- All sexually active women ≤25 years of age should be screened at least yearly. Repeat testing in ~3 months is recommended for those who screen positive because reinfection rate is high regardless of whether the sexual partner is treated (2)[A].
- Consider screening sexually active men ≤25 years of age, particularly in high-risk populations.
- Screen men who have sex with men annually using genital and extragenital screening (3)[A].
- NAAT is the preferred screening test in all circumstances except child sexual abuse involving boys or rectal/oropharyngeal testing in prepubescent girls. In these cases, culture and susceptibility testing is preferred (3)[A].
- Acceptable to screen women for chlamydia on same day as intrauterine device insertion—treat if positive (no need to remove IUD in this circumstance) (4)[B].
Commonly Associated Conditions
- PID: ~10% of infected patients will develop PID within 12 months if untreated.
- Infertility, ectopic pregnancy
- Chronic pelvic pain
- Urethral syndrome (dysuria, frequency, and pyuria in the absence of infection)
- Arthritis (less common)
- Spontaneous abortion
- Epididymitis and nongonococcal urethritis
- Reiter syndrome (HLA-B27)
- Inclusion conjunctivitis (occurs in ~40% of exposed neonates)

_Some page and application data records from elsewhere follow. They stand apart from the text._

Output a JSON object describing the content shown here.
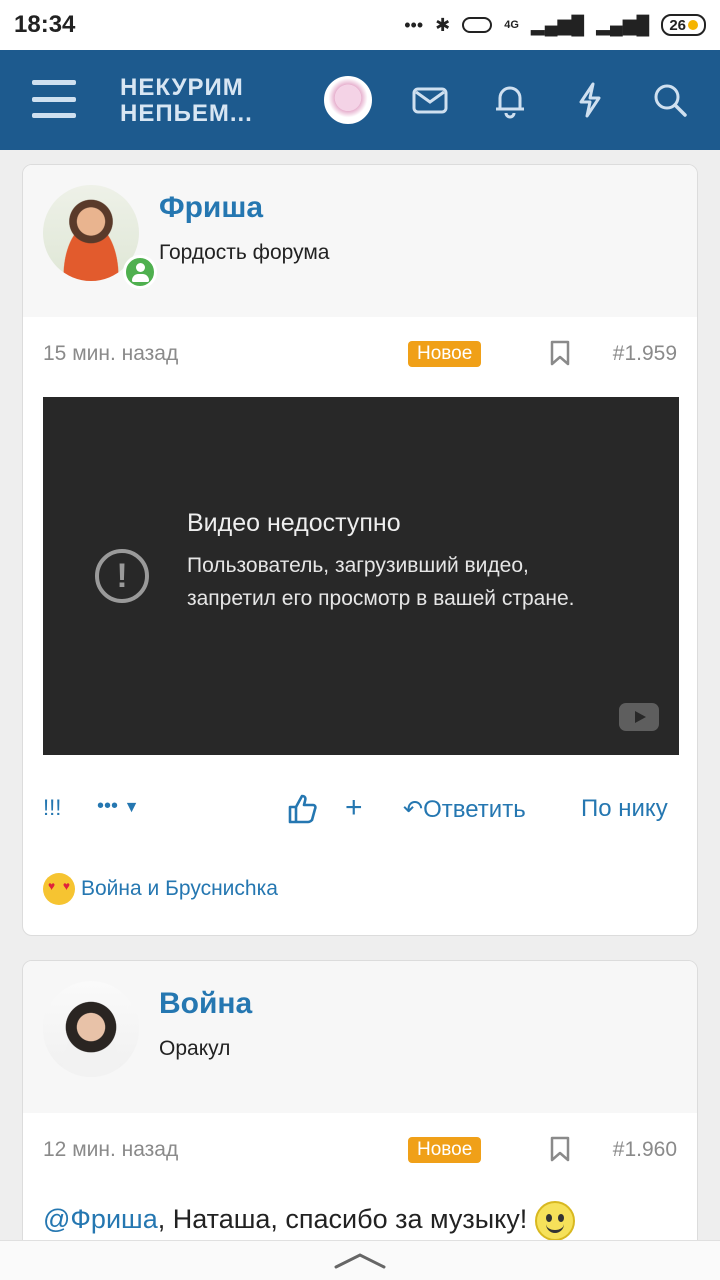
{
  "statusbar": {
    "time": "18:34",
    "dots": "•••",
    "network": "4G",
    "battery": "26"
  },
  "header": {
    "logo_line1": "НЕКУРИМ",
    "logo_line2": "НЕПЬЕМ..."
  },
  "posts": [
    {
      "author": "Фриша",
      "user_title": "Гордость форума",
      "time": "15 мин. назад",
      "badge": "Новое",
      "post_number": "#1.959",
      "video": {
        "title": "Видео недоступно",
        "message": "Пользователь, загрузивший видео, запретил его просмотр в вашей стране."
      },
      "actions": {
        "exclam": "!!!",
        "more": "•••",
        "plus": "+",
        "reply": "Ответить",
        "by_nick": "По нику"
      },
      "reactions": "Война и Брусниchка"
    },
    {
      "author": "Война",
      "user_title": "Оракул",
      "time": "12 мин. назад",
      "badge": "Новое",
      "post_number": "#1.960",
      "mention": "@Фриша",
      "text": ", Наташа, спасибо за музыку!"
    }
  ],
  "colors": {
    "header_bg": "#1d5a8e",
    "link": "#2577b1",
    "badge": "#f0a018",
    "video_bg": "#282828"
  }
}
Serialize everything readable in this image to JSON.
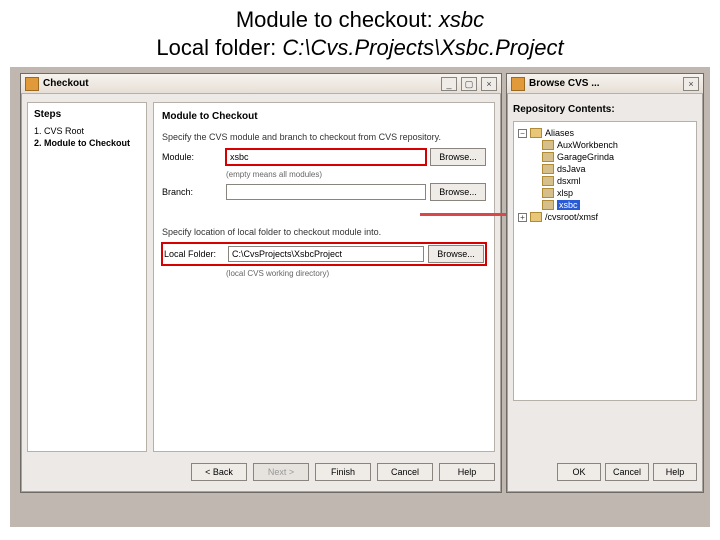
{
  "heading": {
    "line1_a": "Module to checkout: ",
    "line1_b": "xsbc",
    "line2_a": "Local folder:  ",
    "line2_b": "C:\\Cvs.Projects\\Xsbc.Project"
  },
  "checkout": {
    "title": "Checkout",
    "sidebar_heading": "Steps",
    "steps": [
      "CVS Root",
      "Module to Checkout"
    ],
    "main_heading": "Module to Checkout",
    "hint1": "Specify the CVS module and branch to checkout from CVS repository.",
    "module_label": "Module:",
    "module_value": "xsbc",
    "browse_label": "Browse...",
    "empty_hint": "(empty means all modules)",
    "branch_label": "Branch:",
    "branch_value": "",
    "hint2": "Specify location of local folder to checkout module into.",
    "localfolder_label": "Local Folder:",
    "localfolder_value": "C:\\CvsProjects\\XsbcProject",
    "wd_hint": "(local CVS working directory)",
    "buttons": {
      "back": "< Back",
      "next": "Next >",
      "finish": "Finish",
      "cancel": "Cancel",
      "help": "Help"
    }
  },
  "browse": {
    "title": "Browse CVS ...",
    "heading": "Repository Contents:",
    "root": "Aliases",
    "items": [
      {
        "label": "AuxWorkbench"
      },
      {
        "label": "GarageGrinda"
      },
      {
        "label": "dsJava"
      },
      {
        "label": "dsxml"
      },
      {
        "label": "xlsp"
      },
      {
        "label": "xsbc",
        "selected": true
      }
    ],
    "sibling": "/cvsroot/xmsf",
    "buttons": {
      "ok": "OK",
      "cancel": "Cancel",
      "help": "Help"
    }
  }
}
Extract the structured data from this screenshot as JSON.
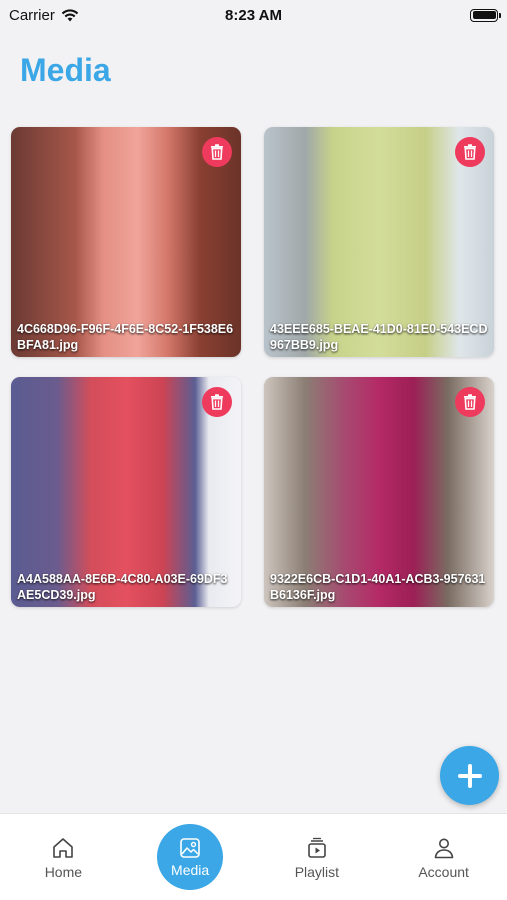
{
  "status_bar": {
    "carrier": "Carrier",
    "time": "8:23 AM"
  },
  "header": {
    "title": "Media"
  },
  "media_items": [
    {
      "filename": "4C668D96-F96F-4F6E-8C52-1F538E6BFA81.jpg",
      "bg": "linear-gradient(90deg,#6b3a33 0%,#a7574a 28%,#e48f83 40%,#f0a49a 55%,#d4786b 68%,#8a4032 82%,#6b3328 100%)"
    },
    {
      "filename": "43EEE685-BEAE-41D0-81E0-543ECD967BB9.jpg",
      "bg": "linear-gradient(90deg,#b9c3cb 0%,#a0a8a9 18%,#c7d38a 30%,#d3dd9a 50%,#c6cf86 70%,#dfe6ea 85%,#c9d2d8 100%)"
    },
    {
      "filename": "A4A588AA-8E6B-4C80-A03E-69DF3AE5CD39.jpg",
      "bg": "linear-gradient(90deg,#5a5c92 0%,#6a5c8e 20%,#d44d5a 35%,#e4505f 50%,#cd4454 66%,#5b5e93 80%,#e9eaf0 86%,#f4f4f8 100%)"
    },
    {
      "filename": "9322E6CB-C1D1-40A1-ACB3-957631B6136F.jpg",
      "bg": "linear-gradient(90deg,#cdc5be 0%,#8b7e74 18%,#a74a70 35%,#b42a66 50%,#9c1f55 65%,#7a6c62 80%,#d8d1cb 100%)"
    }
  ],
  "fab": {
    "icon": "plus-icon"
  },
  "tabs": [
    {
      "label": "Home",
      "icon": "home-icon"
    },
    {
      "label": "Media",
      "icon": "media-icon",
      "active": true
    },
    {
      "label": "Playlist",
      "icon": "playlist-icon"
    },
    {
      "label": "Account",
      "icon": "account-icon"
    }
  ],
  "colors": {
    "accent": "#3ba7e6",
    "delete": "#ee3a5c",
    "background": "#f2f2f4"
  }
}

- Otitis media
- Diseases caused by other chlamydial species
- Lymphogranuloma venereum (LGV): C. trachomatis serotypes L1 to L3
- Trachoma: C. trachomatis serotypes A to C